When I finished university and started a job, Delphi was just about being “born” and I was working with Turbo Pascal and later Visual Basic. VB was great in some aspects because it allowed to easily design user interfaces and write code only where you needed it. It wasn’t after several years later that I was introduced to Delphi when I took a job at fPrint UK Ltd. (Yes, that’s what web pages looked in 1997) and moved from Germany to the UK. The time I worked there was among the best of my life. I had some great coworkers there who were expert software developers (Hello Mamta, Allan, Vitaly and Linden, if you read this. And RIP to you, Andrew). We were already using Delphi 3 by that time and it delivered everything that Visual Basic had only been promising. I was hooked for life. We also worked on Virtual Pascal, a Pascal compiler compatible to Borland Pascal and partly Delphi which had originally been Vitaly’s project. Working for fPrint later made me move to Paris (France) for a while. Back then I also made first contact with GExperts.
Fast forward to 2020. I had changed jobs frequently until 2007 due to companies I worked for being bought by others and working conditions deteriorating afterwards. I made my fist million D-Mark (and lost most of it shortly afterwards, never gaining it back). I even had to go back to programming in Visual Basic 6 for a while (and I hated it).
Today I work at TÜV Rheinland Schniering GmbH (formerly Schniering Ingenieurgesellschaft) and develop Software in Delphi for road condition surveys. It is running on our measurement vehicles and also used in the office and at customer’s sites. As software development jobs go this is way cool, and again I have some great coworkers, this time not only in software development, because we also build our own measurement hardware and even developed the elevator examination system Liftis© (software by me, hardware by my coworkers) for our parent company TÜV Rheinland.
I really wonder how my career and my life would have turned out if Delphi hadn’t been around at the time I started out. Maybe I would have ended up as a COBOL programmer for life at Debeka (which was my first employer). Or I would have written embedded software in C for some company I didn’t even get to know.
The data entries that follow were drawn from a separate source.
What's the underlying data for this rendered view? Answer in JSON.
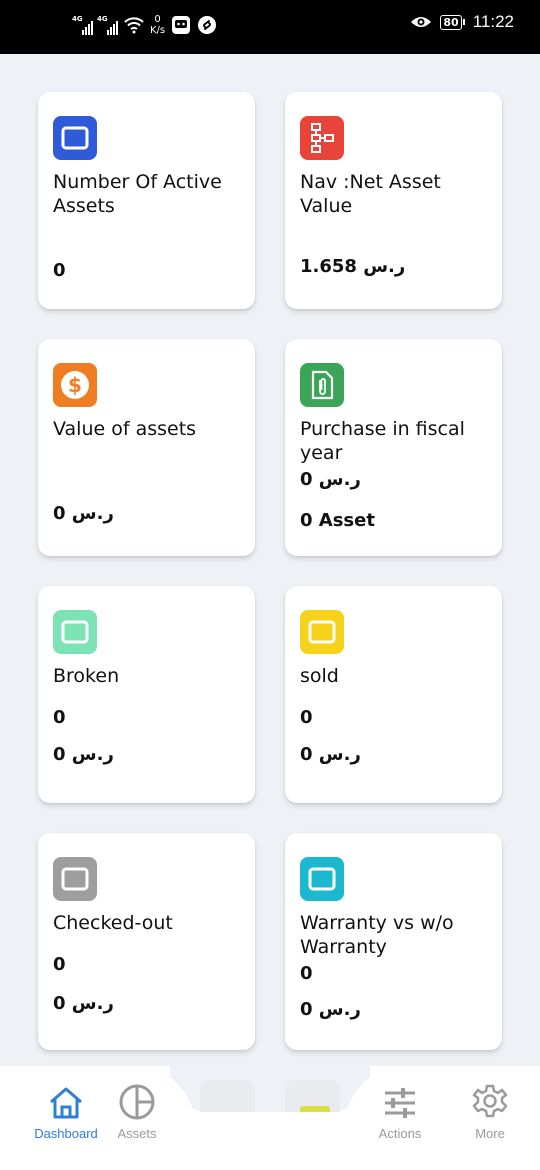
{
  "status_bar": {
    "network_1": "4G",
    "network_2": "4G",
    "speed_value": "0",
    "speed_unit": "K/s",
    "battery": "80",
    "time": "11:22"
  },
  "cards": [
    {
      "title": "Number Of Active Assets",
      "values": [
        "0"
      ],
      "icon_color": "#2f5bd9",
      "icon": "window-icon"
    },
    {
      "title": "Nav :Net Asset Value",
      "values": [
        "1.658 ر.س"
      ],
      "icon_color": "#e8443a",
      "icon": "hierarchy-icon"
    },
    {
      "title": "Value of assets",
      "values": [
        "0 ر.س"
      ],
      "icon_color": "#ef7d22",
      "icon": "dollar-icon"
    },
    {
      "title": "Purchase in fiscal year",
      "values": [
        "0 ر.س",
        "0 Asset"
      ],
      "icon_color": "#3aa557",
      "icon": "paperclip-icon"
    },
    {
      "title": "Broken",
      "values": [
        "0",
        "0 ر.س"
      ],
      "icon_color": "#7be3b5",
      "icon": "window-icon"
    },
    {
      "title": "sold",
      "values": [
        "0",
        "0 ر.س"
      ],
      "icon_color": "#f7d21b",
      "icon": "window-icon"
    },
    {
      "title": "Checked-out",
      "values": [
        "0",
        "0 ر.س"
      ],
      "icon_color": "#9e9e9e",
      "icon": "window-icon"
    },
    {
      "title": "Warranty vs w/o Warranty",
      "values": [
        "0",
        "0 ر.س"
      ],
      "icon_color": "#1cb8cf",
      "icon": "window-icon"
    }
  ],
  "nav": {
    "dashboard": "Dashboard",
    "assets": "Assets",
    "actions": "Actions",
    "more": "More",
    "active_color": "#2c7fd4",
    "inactive_color": "#9a9a9a"
  }
}
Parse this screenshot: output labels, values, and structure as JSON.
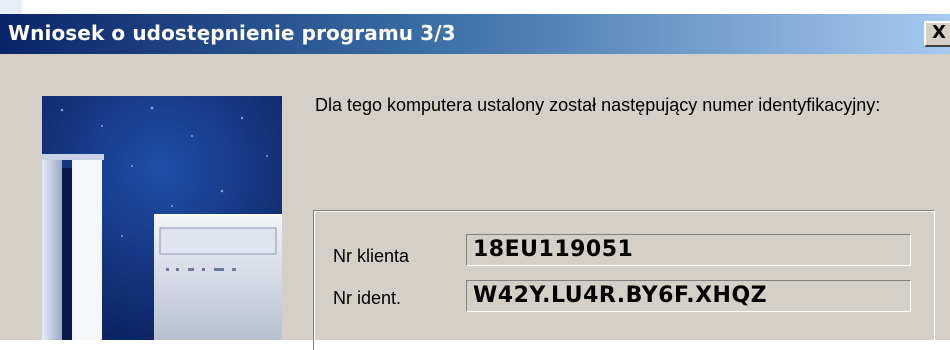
{
  "window": {
    "title": "Wniosek o udostępnienie programu 3/3",
    "close_label": "X"
  },
  "message": "Dla tego komputera ustalony został następujący numer identyfikacyjny:",
  "fields": [
    {
      "label": "Nr klienta",
      "value": "18EU119051"
    },
    {
      "label": "Nr ident.",
      "value": "W42Y.LU4R.BY6F.XHQZ"
    }
  ],
  "colors": {
    "title_start": "#0a246a",
    "title_end": "#a6caf0",
    "dialog_bg": "#d4d0c8"
  },
  "icons": [
    "close-icon"
  ]
}
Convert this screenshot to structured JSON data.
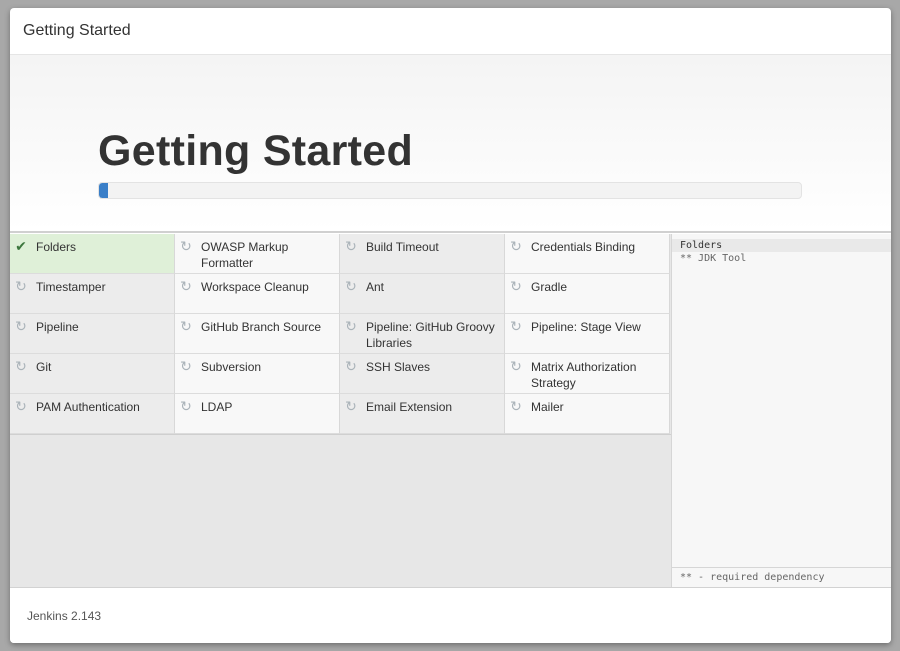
{
  "dialog": {
    "title": "Getting Started"
  },
  "hero": {
    "title": "Getting Started",
    "progress_percent": 1.3
  },
  "plugins": [
    {
      "label": "Folders",
      "status": "installed",
      "icon": "checkmark-icon"
    },
    {
      "label": "OWASP Markup Formatter",
      "status": "pending",
      "icon": "refresh-icon"
    },
    {
      "label": "Build Timeout",
      "status": "pending",
      "icon": "refresh-icon"
    },
    {
      "label": "Credentials Binding",
      "status": "pending",
      "icon": "refresh-icon"
    },
    {
      "label": "Timestamper",
      "status": "pending",
      "icon": "refresh-icon"
    },
    {
      "label": "Workspace Cleanup",
      "status": "pending",
      "icon": "refresh-icon"
    },
    {
      "label": "Ant",
      "status": "pending",
      "icon": "refresh-icon"
    },
    {
      "label": "Gradle",
      "status": "pending",
      "icon": "refresh-icon"
    },
    {
      "label": "Pipeline",
      "status": "pending",
      "icon": "refresh-icon"
    },
    {
      "label": "GitHub Branch Source",
      "status": "pending",
      "icon": "refresh-icon"
    },
    {
      "label": "Pipeline: GitHub Groovy Libraries",
      "status": "pending",
      "icon": "refresh-icon"
    },
    {
      "label": "Pipeline: Stage View",
      "status": "pending",
      "icon": "refresh-icon"
    },
    {
      "label": "Git",
      "status": "pending",
      "icon": "refresh-icon"
    },
    {
      "label": "Subversion",
      "status": "pending",
      "icon": "refresh-icon"
    },
    {
      "label": "SSH Slaves",
      "status": "pending",
      "icon": "refresh-icon"
    },
    {
      "label": "Matrix Authorization Strategy",
      "status": "pending",
      "icon": "refresh-icon"
    },
    {
      "label": "PAM Authentication",
      "status": "pending",
      "icon": "refresh-icon"
    },
    {
      "label": "LDAP",
      "status": "pending",
      "icon": "refresh-icon"
    },
    {
      "label": "Email Extension",
      "status": "pending",
      "icon": "refresh-icon"
    },
    {
      "label": "Mailer",
      "status": "pending",
      "icon": "refresh-icon"
    }
  ],
  "log": {
    "lines": [
      "Folders",
      "** JDK Tool"
    ],
    "footer": "** - required dependency"
  },
  "footer": {
    "version": "Jenkins 2.143"
  },
  "colors": {
    "accent": "#3a7fc8",
    "installed_bg": "#dff0d8",
    "installed_icon": "#3c763d",
    "pending_icon": "#aab3b9"
  }
}
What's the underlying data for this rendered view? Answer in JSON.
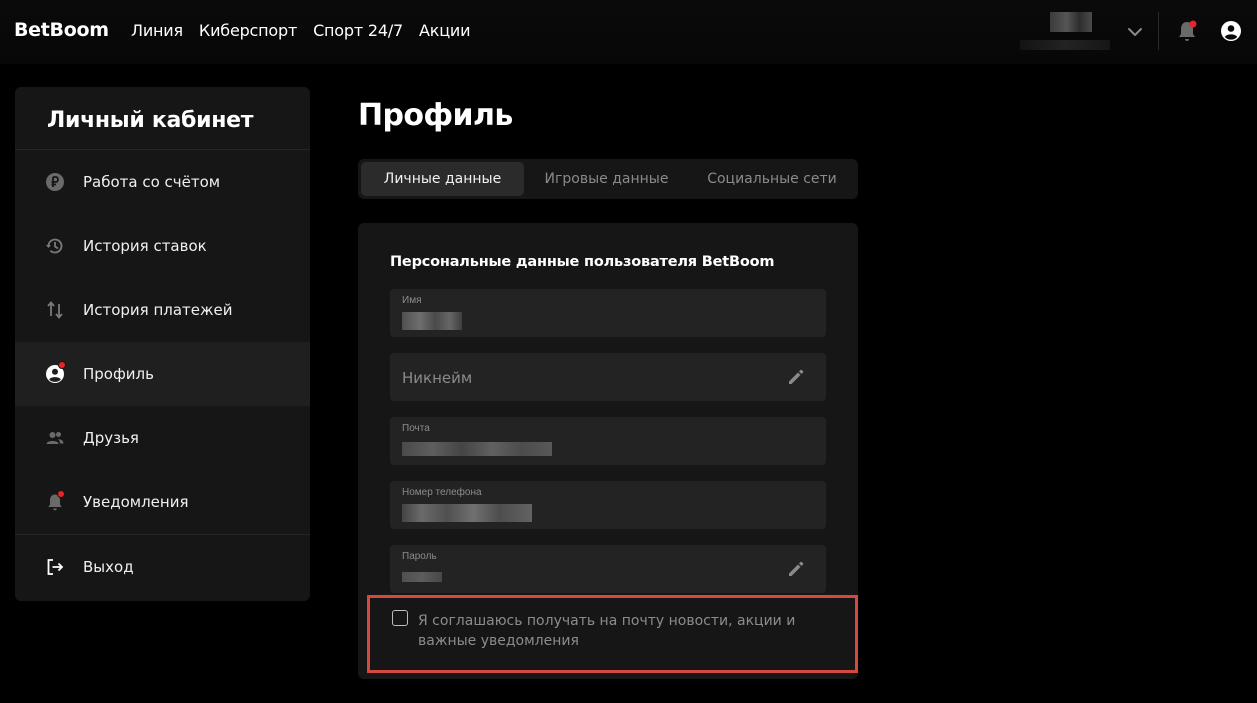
{
  "header": {
    "logo": "BetBoom",
    "nav": [
      "Линия",
      "Киберспорт",
      "Спорт 24/7",
      "Акции"
    ]
  },
  "sidebar": {
    "title": "Личный кабинет",
    "items": [
      {
        "label": "Работа со счётом",
        "icon": "ruble-coin-icon"
      },
      {
        "label": "История ставок",
        "icon": "history-icon"
      },
      {
        "label": "История платежей",
        "icon": "transfer-arrows-icon"
      },
      {
        "label": "Профиль",
        "icon": "user-circle-icon",
        "active": true,
        "badge": true
      },
      {
        "label": "Друзья",
        "icon": "friends-icon"
      },
      {
        "label": "Уведомления",
        "icon": "bell-icon",
        "badge": true
      },
      {
        "label": "Выход",
        "icon": "logout-icon"
      }
    ]
  },
  "main": {
    "title": "Профиль",
    "tabs": [
      "Личные данные",
      "Игровые данные",
      "Социальные сети"
    ],
    "active_tab": 0,
    "section_title": "Персональные данные пользователя BetBoom",
    "fields": {
      "name": {
        "label": "Имя"
      },
      "nickname": {
        "placeholder": "Никнейм"
      },
      "email": {
        "label": "Почта"
      },
      "phone": {
        "label": "Номер телефона"
      },
      "password": {
        "label": "Пароль"
      }
    },
    "consent": {
      "text": "Я соглашаюсь получать на почту новости, акции и важные уведомления",
      "checked": false
    }
  },
  "colors": {
    "accent_red": "#e8232a",
    "highlight_border": "#d44a3f",
    "panel": "#161616",
    "field": "#232323"
  }
}
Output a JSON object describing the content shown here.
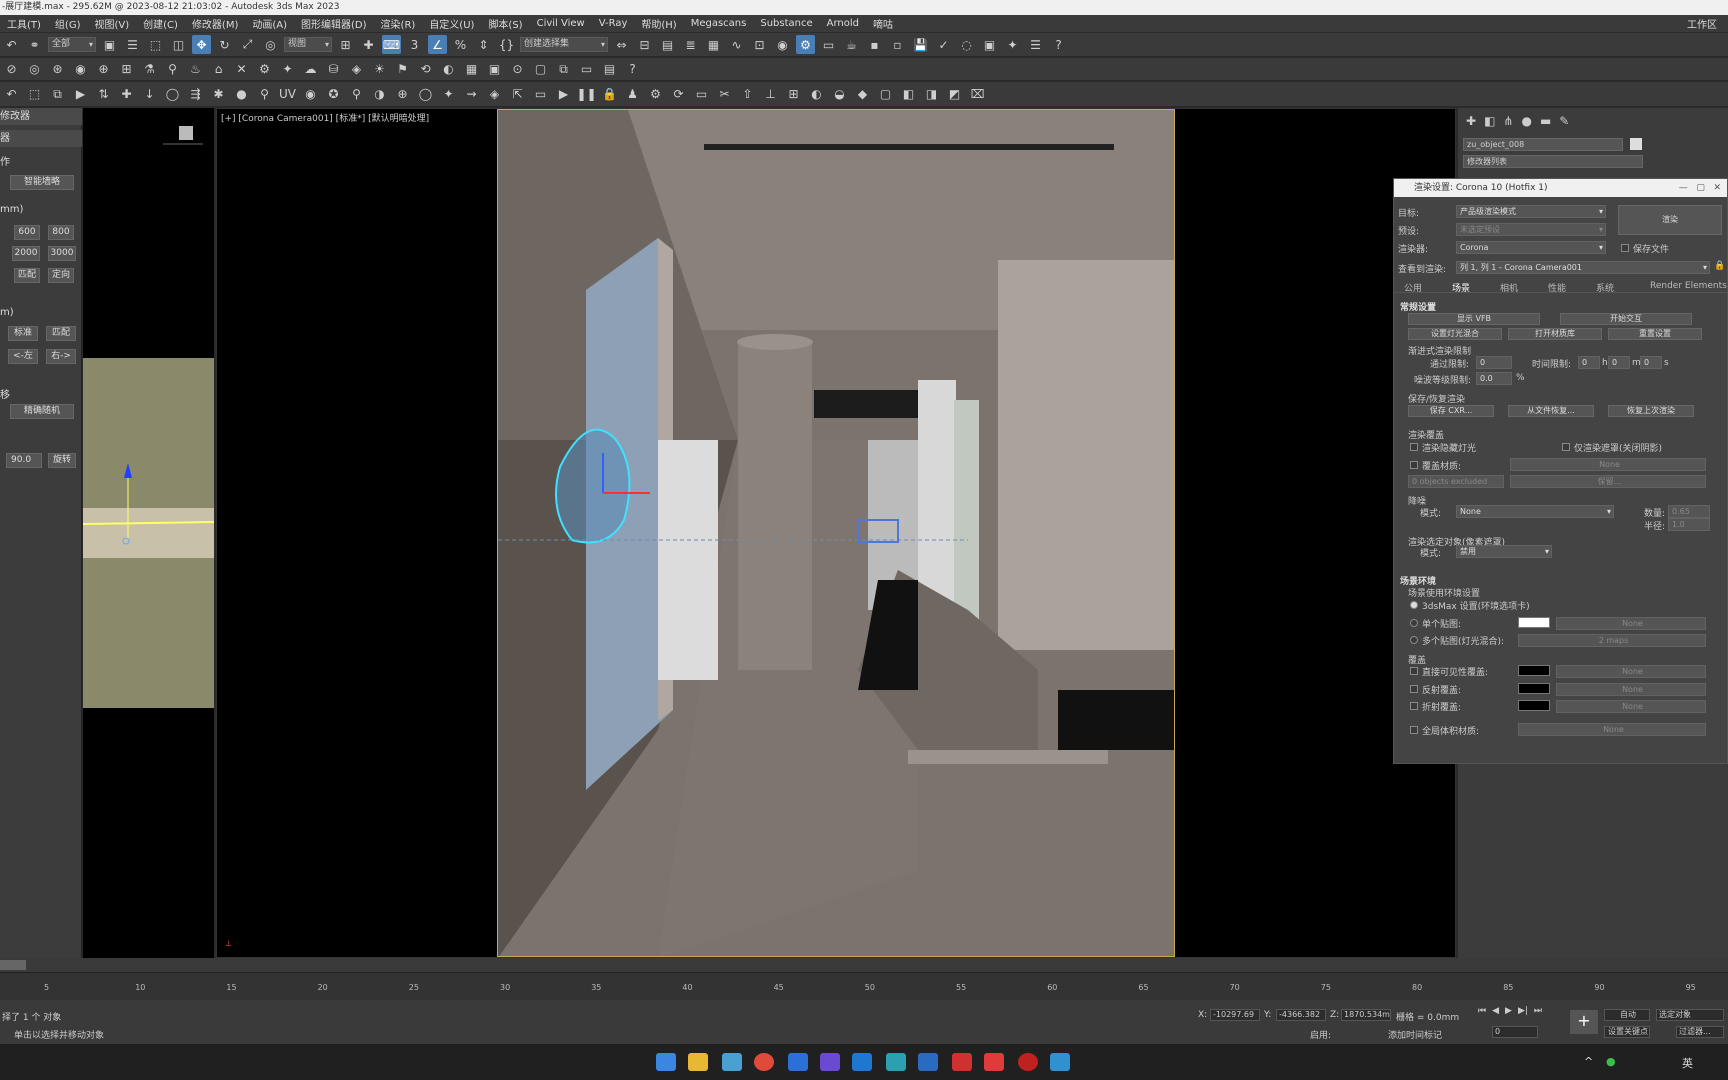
{
  "app": {
    "title": "-展厅建模.max - 295.62M @ 2023-08-12 21:03:02 - Autodesk 3ds Max 2023",
    "workspace": "工作区"
  },
  "menu": [
    "工具(T)",
    "组(G)",
    "视图(V)",
    "创建(C)",
    "修改器(M)",
    "动画(A)",
    "图形编辑器(D)",
    "渲染(R)",
    "自定义(U)",
    "脚本(S)",
    "Civil View",
    "V-Ray",
    "帮助(H)",
    "Megascans",
    "Substance",
    "Arnold",
    "嘀咕"
  ],
  "toolbar1": {
    "filter": "全部",
    "refcoord": "视图",
    "selset": "创建选择集"
  },
  "toolbar3": {
    "uv_label": "UV"
  },
  "left_panel": {
    "sec_modifier": "修改器",
    "sec_device": "器",
    "sec_op": "作",
    "smart_btn": "智能墙略",
    "unit_mm": "mm)",
    "sizes_row1": [
      "600",
      "800"
    ],
    "sizes_row2": [
      "2000",
      "3000"
    ],
    "match": "匹配",
    "orient": "定向",
    "unit_m": "m)",
    "standard": "标准",
    "match2": "匹配",
    "left": "<-左",
    "right": "右->",
    "offset": "移",
    "precise": "精确随机",
    "angle": "90.0",
    "rotate": "旋转"
  },
  "viewport": {
    "label": "[+] [Corona Camera001] [标准*] [默认明暗处理]"
  },
  "cmd_panel": {
    "object_name": "zu_object_008",
    "modifier_list": "修改器列表"
  },
  "render_dialog": {
    "title": "渲染设置: Corona 10 (Hotfix 1)",
    "target_label": "目标:",
    "target_value": "产品级渲染模式",
    "preset_label": "预设:",
    "preset_value": "未选定预设",
    "renderer_label": "渲染器:",
    "renderer_value": "Corona",
    "save_file": "保存文件",
    "view_label": "查看到渲染:",
    "view_value": "列 1, 列 1 - Corona Camera001",
    "render_button": "渲染",
    "tabs": [
      "公用",
      "场景",
      "相机",
      "性能",
      "系统",
      "Render Elements"
    ],
    "sec_general": "常规设置",
    "show_vfb": "显示 VFB",
    "start_ipr": "开始交互",
    "lightmix": "设置灯光混合",
    "open_mtl": "打开材质库",
    "reset": "重置设置",
    "progressive": "渐进式渲染限制",
    "pass_limit_label": "通过限制:",
    "pass_limit": "0",
    "time_limit_label": "时间限制:",
    "time_h": "0",
    "time_m": "0",
    "time_s": "0",
    "h": "h",
    "m": "m",
    "s": "s",
    "noise_label": "噪波等级限制:",
    "noise": "0.0",
    "pct": "%",
    "saverestore": "保存/恢复渲染",
    "save_cxr": "保存 CXR...",
    "restore_file": "从文件恢复...",
    "restore_last": "恢复上次渲染",
    "override": "渲染覆盖",
    "hidden_lights": "渲染隐藏灯光",
    "only_mask": "仅渲染遮罩(关闭阴影)",
    "override_mtl": "覆盖材质:",
    "none": "None",
    "excluded": "0 objects excluded",
    "keep": "保留...",
    "denoise": "降噪",
    "mode_label": "模式:",
    "mode_value": "None",
    "amount_label": "数量:",
    "amount": "0.65",
    "radius_label": "半径:",
    "radius": "1.0",
    "selected": "渲染选定对象(像素遮罩)",
    "mode2_value": "禁用",
    "sec_env": "场景环境",
    "env_sub": "场景使用环境设置",
    "env_3dsmax": "3dsMax 设置(环境选项卡)",
    "single_map": "单个贴图:",
    "multi_map": "多个贴图(灯光混合):",
    "maps": "2 maps",
    "override_sec": "覆盖",
    "direct": "直接可见性覆盖:",
    "reflect": "反射覆盖:",
    "refract": "折射覆盖:",
    "global_vol": "全局体积材质:"
  },
  "timeline": {
    "ticks": [
      "5",
      "10",
      "15",
      "20",
      "25",
      "30",
      "35",
      "40",
      "45",
      "50",
      "55",
      "60",
      "65",
      "70",
      "75",
      "80",
      "85",
      "90",
      "95"
    ]
  },
  "status": {
    "selected": "择了 1 个 对象",
    "hint": "单击以选择并移动对象",
    "x_label": "X:",
    "x": "-10297.69",
    "y_label": "Y:",
    "y": "-4366.382",
    "z_label": "Z:",
    "z": "1870.534m",
    "grid": "栅格 = 0.0mm",
    "enable": "启用:",
    "add_time": "添加时间标记",
    "auto": "自动",
    "set_key": "设置关键点",
    "select_obj": "选定对象",
    "filter": "过滤器...",
    "frame": "0"
  },
  "taskbar": {
    "ime": "英"
  }
}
At some time I even interviewed for a job at a company (I forgot the name, but it was located in Dreieich near Frankfurt, Germany) that was developing a search engine written in Delphi (Edit: I remembered: They called themselves “Twirlix” and apparently folded in 2001, shortly after my interview)
Thinking back, this has been some exciting time to be alive and for me Delphi played a significant part of it.